THOSE of us whom business or curiosity took to Sulaco in these years before
the first advent of the railway can remember the steadying effect of the San
Tome mine upon the life of that remote province. The outward appearances had
not changed then as they have changed since, as I am told, with cable cars
running along the streets of the Constitution, and carriage roads far into the
country, to Rincon and other villages, where the foreign merchants and the Ricos
generally have their modern villas, and a vast railway goods yard by the harbour,
which has a quay-side, a long range of warehouses, and quite serious, organized
labour troubles of its own.
Nobody had ever heard of labour troubles then. The Cargadores of the port
formed, indeed, an unruly brotherhood of all sorts of scum, with a patron saint of
their own. They went on strike regularly (every bull-fight day), a form of trouble
that even Nostromo at the height of his prestige could never cope with efficiently;
but the morning after each fiesta, before the Indian market-women had opened
their mat parasols on the plaza, when the snows of Higuerota gleamed pale over
the town on a yet black sky, the appearance of a phantom-like horseman
mounted on a silver-grey mare solved the problem of labour without fail. His
steed paced the lanes of the slums and the weed-grown enclosures within the
old ramparts, between the black, lightless cluster of huts, like cow-byres, like
dog-kennels. The horseman hammered with the butt of a heavy revolver at the
doors of low pulperias, of obscene lean-to sheds sloping against the tumble-
down piece of a noble wall, at the wooden sides of dwellings so flimsy that the
sound of snores and sleepy mutters within could be heard in the pauses of the
thundering clatter of his blows. He called out men's names menacingly from the
saddle, once, twice. The drowsy answers--grumpy, conciliating, savage, jocular,
or deprecating--came out into the silent darkness in which the horseman sat still,

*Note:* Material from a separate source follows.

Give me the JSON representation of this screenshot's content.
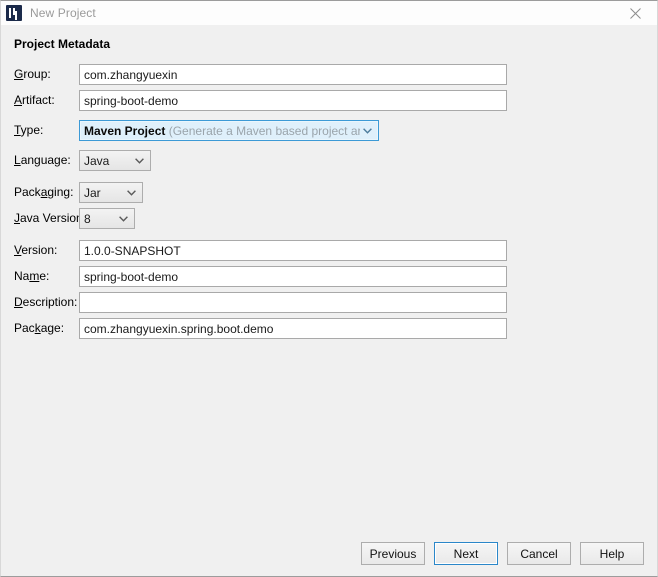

and presently a dark figure would flit out coughing in the still air. Sometimes a
low-toned woman cried through the window-hole softly, "He's coming directly,

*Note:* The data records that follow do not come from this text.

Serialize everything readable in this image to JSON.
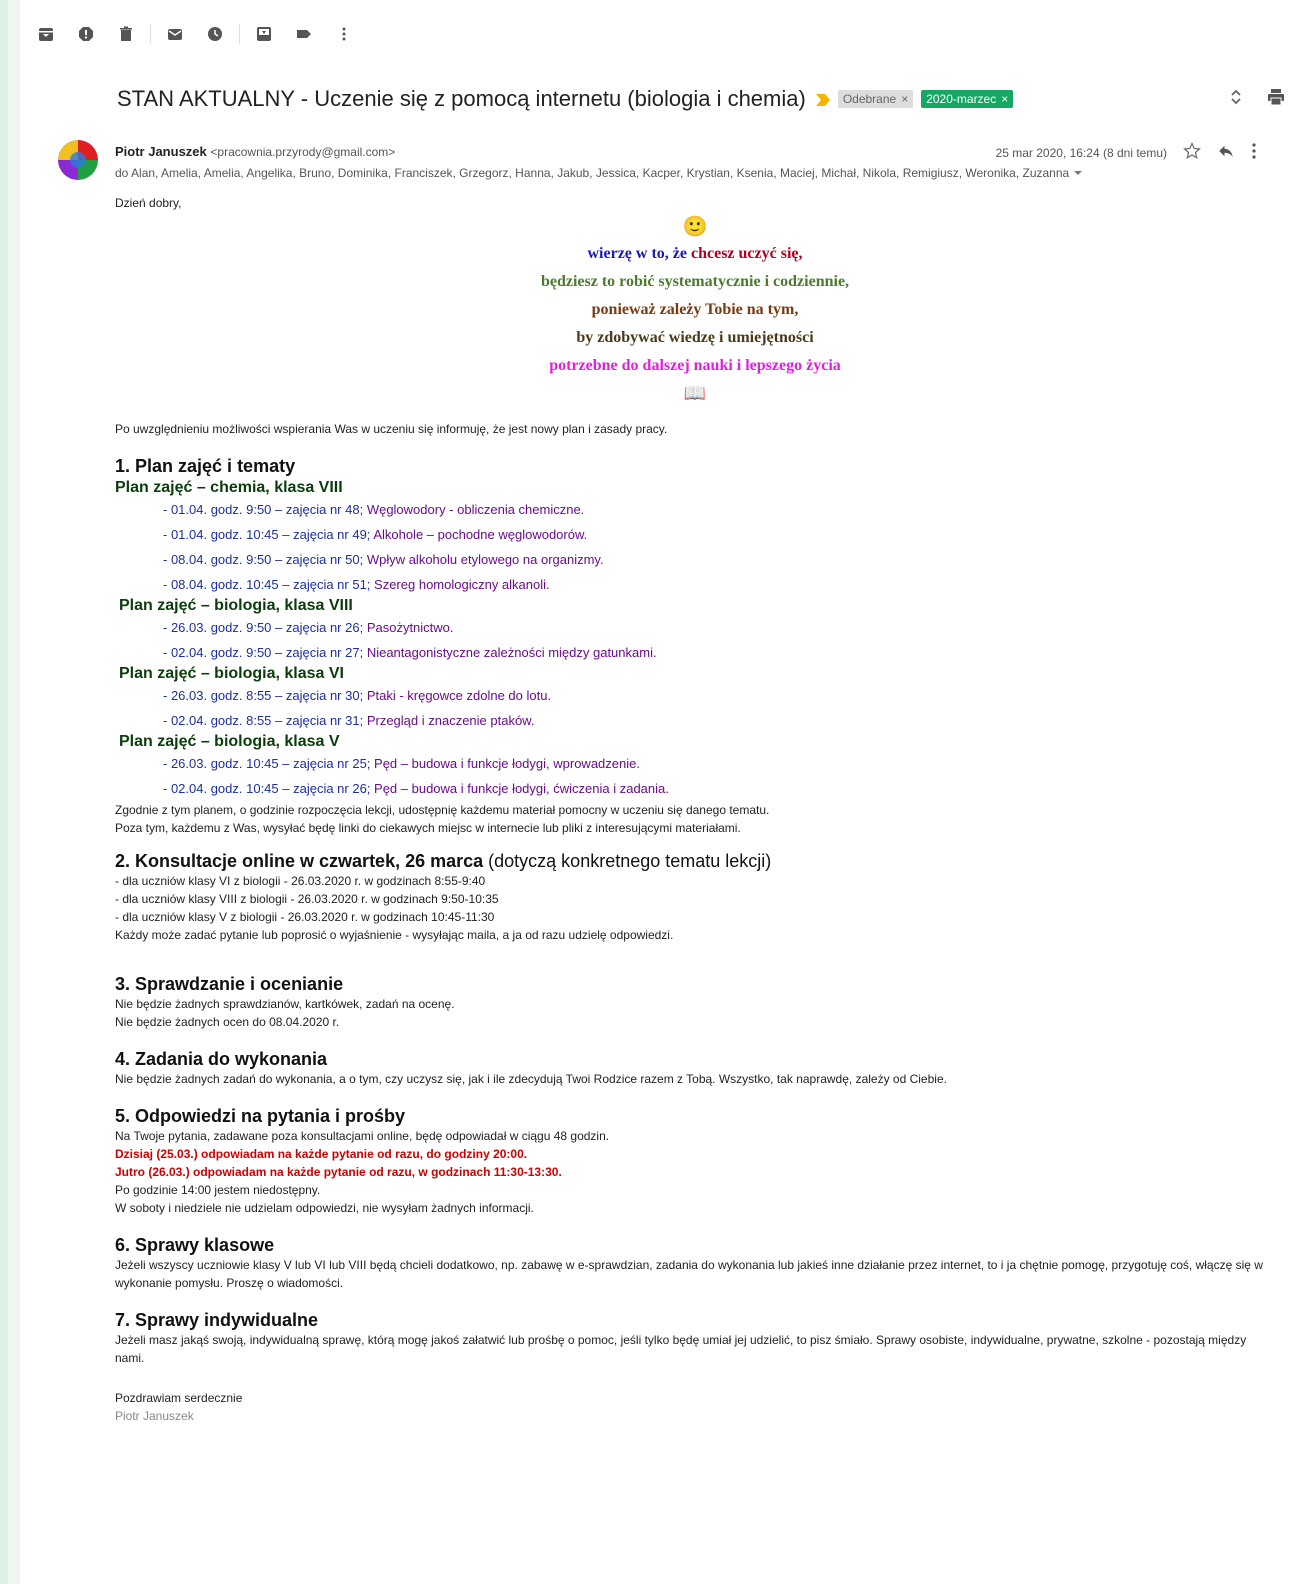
{
  "toolbar": {
    "icons": [
      "archive-icon",
      "report-spam-icon",
      "delete-icon",
      "mark-unread-icon",
      "snooze-icon",
      "move-to-icon",
      "labels-icon",
      "more-icon"
    ]
  },
  "subject": "STAN AKTUALNY - Uczenie się z pomocą internetu (biologia i chemia)",
  "labels": [
    {
      "text": "Odebrane",
      "color": "#dddddd"
    },
    {
      "text": "2020-marzec",
      "color": "#16a765"
    }
  ],
  "label_close": "×",
  "sender": {
    "name": "Piotr Januszek",
    "email": "<pracownia.przyrody@gmail.com>",
    "date": "25 mar 2020, 16:24 (8 dni temu)",
    "recipients": "do Alan, Amelia, Amelia, Angelika, Bruno, Dominika, Franciszek, Grzegorz, Hanna, Jakub, Jessica, Kacper, Krystian, Ksenia, Maciej, Michał, Nikola, Remigiusz, Weronika, Zuzanna"
  },
  "greeting": "Dzień dobry,",
  "emoji_smile": "🙂",
  "emoji_book": "📖",
  "motto": {
    "l1a": "wierzę w to, że ",
    "l1b": "chcesz uczyć się,",
    "l2": "będziesz to robić systematycznie i codziennie,",
    "l3": "ponieważ zależy Tobie na tym,",
    "l4": "by zdobywać wiedzę i umiejętności",
    "l5": "potrzebne do dalszej nauki i lepszego życia",
    "colors": {
      "blue": "#1a1ab3",
      "red": "#b00020",
      "green": "#4c7a2e",
      "brown": "#7a3b12",
      "dark": "#4a3a1a",
      "magenta": "#e020e0"
    }
  },
  "intro": "Po uwzględnieniu możliwości wspierania Was w uczeniu się informuję, że jest nowy plan i zasady pracy.",
  "s1": {
    "title": "1. Plan zajęć i tematy",
    "groups": [
      {
        "title": "Plan zajęć – chemia, klasa VIII",
        "items": [
          {
            "d": "- 01.04. godz. 9:50 – zajęcia nr 48; ",
            "t": "Węglowodory - obliczenia chemiczne."
          },
          {
            "d": "- 01.04. godz. 10:45 – zajęcia nr 49; ",
            "t": "Alkohole – pochodne węglowodorów."
          },
          {
            "d": "- 08.04. godz. 9:50 – zajęcia nr 50; ",
            "t": "Wpływ alkoholu etylowego na organizmy."
          },
          {
            "d": "- 08.04. godz. 10:45 – zajęcia nr 51; ",
            "t": "Szereg homologiczny alkanoli."
          }
        ]
      },
      {
        "title": "Plan zajęć – biologia, klasa VIII",
        "items": [
          {
            "d": "- 26.03. godz. 9:50 – zajęcia nr 26; ",
            "t": "Pasożytnictwo."
          },
          {
            "d": "- 02.04. godz. 9:50 – zajęcia nr 27; ",
            "t": "Nieantagonistyczne zależności między gatunkami."
          }
        ]
      },
      {
        "title": "Plan zajęć – biologia, klasa VI",
        "items": [
          {
            "d": "- 26.03. godz. 8:55 – zajęcia nr 30; ",
            "t": "Ptaki - kręgowce zdolne do lotu."
          },
          {
            "d": "- 02.04. godz. 8:55 – zajęcia nr 31; ",
            "t": "Przegląd i znaczenie ptaków."
          }
        ]
      },
      {
        "title": "Plan zajęć – biologia, klasa V",
        "items": [
          {
            "d": "- 26.03. godz. 10:45 – zajęcia nr 25; ",
            "t": "Pęd – budowa i funkcje łodygi, wprowadzenie."
          },
          {
            "d": "- 02.04. godz. 10:45 – zajęcia nr 26; ",
            "t": "Pęd – budowa i funkcje łodygi, ćwiczenia i zadania."
          }
        ]
      }
    ],
    "note1": "Zgodnie z tym planem, o godzinie rozpoczęcia lekcji, udostępnię każdemu materiał pomocny w uczeniu się danego tematu.",
    "note2": "Poza tym, każdemu z Was, wysyłać będę linki do ciekawych miejsc w internecie lub pliki z interesującymi materiałami."
  },
  "s2": {
    "title_b": "2. Konsultacje online w czwartek, 26 marca",
    "title_n": " (dotyczą konkretnego tematu lekcji)",
    "lines": [
      "- dla uczniów klasy VI z biologii - 26.03.2020 r. w godzinach 8:55-9:40",
      "- dla uczniów klasy VIII z biologii -  26.03.2020 r. w godzinach 9:50-10:35",
      "- dla uczniów klasy V z biologii -  26.03.2020 r. w godzinach 10:45-11:30",
      "Każdy może zadać pytanie lub poprosić o wyjaśnienie - wysyłając maila, a ja od razu udzielę odpowiedzi."
    ]
  },
  "s3": {
    "title": "3. Sprawdzanie i ocenianie",
    "lines": [
      "Nie będzie żadnych sprawdzianów, kartkówek, zadań na ocenę.",
      "Nie będzie żadnych ocen do 08.04.2020 r."
    ]
  },
  "s4": {
    "title": "4. Zadania do wykonania",
    "text": "Nie będzie żadnych zadań do wykonania, a o tym, czy uczysz się, jak i ile zdecydują Twoi Rodzice razem z Tobą. Wszystko, tak naprawdę, zależy od Ciebie."
  },
  "s5": {
    "title": "5. Odpowiedzi na pytania i prośby",
    "l1": "Na Twoje pytania, zadawane poza konsultacjami online, będę odpowiadał w ciągu 48 godzin.",
    "r1": "Dzisiaj (25.03.) odpowiadam na każde pytanie od razu, do godziny 20:00.",
    "r2": "Jutro (26.03.) odpowiadam na każde pytanie od razu, w godzinach 11:30-13:30.",
    "l2": "Po godzinie 14:00 jestem niedostępny.",
    "l3": "W soboty i niedziele nie udzielam odpowiedzi, nie wysyłam żadnych informacji."
  },
  "s6": {
    "title": "6. Sprawy klasowe",
    "text": "Jeżeli wszyscy uczniowie klasy V lub VI lub VIII będą chcieli dodatkowo, np. zabawę w e-sprawdzian, zadania do wykonania lub jakieś inne działanie przez internet, to i ja chętnie pomogę, przygotuję coś, włączę się w wykonanie pomysłu. Proszę o wiadomości."
  },
  "s7": {
    "title": "7. Sprawy indywidualne",
    "text": "Jeżeli masz jakąś swoją, indywidualną sprawę, którą mogę jakoś załatwić lub prośbę o pomoc, jeśli tylko będę umiał jej udzielić, to pisz śmiało. Sprawy osobiste, indywidualne, prywatne, szkolne - pozostają między nami."
  },
  "closing": "Pozdrawiam serdecznie",
  "signature": "Piotr Januszek"
}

senor," and the horseman waited silent on a motionless horse. But if perchance
he had to dismount, then, after a while, from the door of that hovel or of that
pulperia, with a ferocious scuffle and stifled imprecations, a cargador would fly
out head first and hands abroad, to sprawl under the forelegs of the silver-grey
mare, who only pricked forward her sharp little ears. She was used to that work;
and the man, picking himself up, would walk away hastily from Nostromo's
revolver, reeling a little along the street and snarling low curses. At sunrise
Captain Mitchell, coming out anxiously in his night attire on to the wooden
balcony running the whole length of the O.S.N. Company's lonely building by the
shore, would see the lighters already under way, figures moving busily about the
cargo cranes, perhaps hear the invaluable Nostromo, now dismounted and in the
checked shirt and red sash of a Mediterranean sailor, bawling orders from the
end of the jetty in a stentorian voice. A fellow in a thousand!
The material apparatus of perfected civilization which obliterates the individuality
of old towns under the stereotyped conveniences of modern life had not intruded